Giorgio Koukl | 08 APR 2020
It is curious to note the geographical region of the two composers, Haydn and Hummel, who not only share the stylistic vicinity, the national provenance being both sons of the great Austro-Hungarian empire, but both worked for the Esterhazy family in the castle of Eisenach. Haydn stayed there nearly thirty years, Hummel managed to be fired for “neglecting his duties” after only seven years.
Thus a good starting point to fully understand their music is the image of their place of provenance, this “flat and grey land” dotted by a few lakes and isolated castles of local aristocracy, land which then, as it does now, produced a high quality of wine both composers reportedly appreciated.
But there the similarity ends and we can see the older of the two composers, Franz Josef Haydn, speaking of himself as “staying isolated, without real contact with other composers of my time, forced me to become original.” Haydn was able to make only few trips abroad, like London, but despite this was one of the most popular composers of the time in all of Europe. His interest in the concerto form was quite limited, certainly nothing to compare to his huge output of symphonies or quartets, but the natural flow of musical ideas is equally astonishing in this Double Concerto as it is in his more famous works.
Johann Nepomuk Hummel’s name was chosen by his Slovak mother to honor the great Slavonic saint Johan (Jan) Nepomucenus. Born in Bratislava, now capital of the Slovak Republic, but then a sleepy province “village” near Vienna, he soon began to show exceptional musical talent and his father exploited this trying to emulate the childhood career of Wolfgang Amadeus Mozart.
At the age of only eight years Hummel took piano lessons with Mozart and a few years after toured England with great success, attracting interest of well-known composer and pianist Muzio Clementi.
After his return to Vienna and while still studying piano with Antonio Salieri, Hummel developed his famous technical skills allowing him to play passages on piano with dexterity never heard before no matter how difficult the score was, rivaled in this only by his fellow student Ludwig van Beethoven. This pianistic capacity is well reflected in his Concerto for Violin and Piano, Op. 17, and here I admired the ease with which pianist Antonio Pompa-Baldi deals with the endless cascades of sixteenth notes, remaining rhythmically perfectly steady but modelling the overall musical picture in a very convincing way.

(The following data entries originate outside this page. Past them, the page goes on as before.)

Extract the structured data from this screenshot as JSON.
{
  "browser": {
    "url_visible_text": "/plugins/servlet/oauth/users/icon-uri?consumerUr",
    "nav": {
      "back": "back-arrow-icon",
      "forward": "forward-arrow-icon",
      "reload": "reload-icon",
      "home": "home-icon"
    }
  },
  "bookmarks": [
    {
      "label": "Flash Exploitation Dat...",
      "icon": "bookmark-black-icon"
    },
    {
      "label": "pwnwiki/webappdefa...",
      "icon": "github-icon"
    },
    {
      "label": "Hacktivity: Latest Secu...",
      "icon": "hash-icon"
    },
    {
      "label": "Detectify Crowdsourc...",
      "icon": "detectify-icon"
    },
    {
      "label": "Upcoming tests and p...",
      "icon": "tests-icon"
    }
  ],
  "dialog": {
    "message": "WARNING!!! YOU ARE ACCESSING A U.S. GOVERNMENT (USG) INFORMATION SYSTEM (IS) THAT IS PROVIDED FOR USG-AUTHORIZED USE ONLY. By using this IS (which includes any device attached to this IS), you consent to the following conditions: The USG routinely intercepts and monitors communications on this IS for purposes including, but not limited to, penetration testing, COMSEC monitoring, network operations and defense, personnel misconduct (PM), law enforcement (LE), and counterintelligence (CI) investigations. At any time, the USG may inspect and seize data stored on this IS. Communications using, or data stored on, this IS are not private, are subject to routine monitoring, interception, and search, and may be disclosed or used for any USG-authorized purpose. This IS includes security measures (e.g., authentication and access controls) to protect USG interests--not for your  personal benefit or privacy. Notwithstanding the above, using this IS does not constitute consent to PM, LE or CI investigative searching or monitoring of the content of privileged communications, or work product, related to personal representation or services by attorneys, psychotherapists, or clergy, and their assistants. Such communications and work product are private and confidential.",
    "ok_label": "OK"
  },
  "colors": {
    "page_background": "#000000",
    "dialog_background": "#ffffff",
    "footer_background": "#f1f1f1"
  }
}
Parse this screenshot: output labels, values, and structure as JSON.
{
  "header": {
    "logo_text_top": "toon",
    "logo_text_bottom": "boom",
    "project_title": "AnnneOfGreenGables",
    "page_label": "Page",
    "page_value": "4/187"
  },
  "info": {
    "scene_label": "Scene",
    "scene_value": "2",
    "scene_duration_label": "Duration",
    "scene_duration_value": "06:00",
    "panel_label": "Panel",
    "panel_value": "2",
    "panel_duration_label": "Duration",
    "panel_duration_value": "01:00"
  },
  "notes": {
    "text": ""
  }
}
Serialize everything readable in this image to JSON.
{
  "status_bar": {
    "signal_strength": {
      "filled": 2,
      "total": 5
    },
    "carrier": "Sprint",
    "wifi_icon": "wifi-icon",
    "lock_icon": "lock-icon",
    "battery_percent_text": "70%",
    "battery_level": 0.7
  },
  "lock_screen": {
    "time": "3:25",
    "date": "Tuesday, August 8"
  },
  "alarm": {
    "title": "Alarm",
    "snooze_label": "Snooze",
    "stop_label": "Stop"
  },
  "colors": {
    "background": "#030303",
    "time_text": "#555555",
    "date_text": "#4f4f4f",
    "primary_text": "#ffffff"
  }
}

It’s a pleasure to see a former student of Bruno Canino reacting in this musically free manner, he must have made a lot of his own personal growth and I am confident he has some very interesting developments in front of his career. Equally valid is the violin soloist Solomia Ivakhiv. What gave me the best impression is their fabulous rhythmic precision they have together. Especially in the Haydn concerto the soloists have chosen extremely slow tempi, nothing to do with the Anush Nikogosyan and Andreas Froelich rendering which is on the exact opposite side. This decision serves them well in the slow movements, but is less adequate in the quick ones. The Hummel concerto is for me far more “daring” and shows the real potential of this duo. Let’s hope for a future collaboration, maybe in some 20th century repertoire?
The conductor Theodore Kuchar, well known for his Naxos series with Kiev symphony orchestra, delivers with mathematical precision what is requested, quite easy in Haydn, where the orchestra is reduced to a simple underlying carpet, but far more challenging in Hummel. Here, unfortunately, the Slovak National Symphony Orchestra is a little behind its otherwise immaculate reputation. Maybe it’s the forcedly reduced rehearsing and recording time, maybe it’s the unfortunate sonic image delivered by the sound engineer, but this orchestra is surely able to do better. Passages like the slow movement of Hummel, a series of variations, but without any indication of speed change, have some abrupt tempo fluctuations, probably a sign of no time to correct this. I would have wished Haydn, Hummel and the two soloists the grace of a first class orchestra, they would have deserved it.
For the relative repertoire rarity and for the genuine musical craftsmanship of the soloists this CD is easily recommended. ■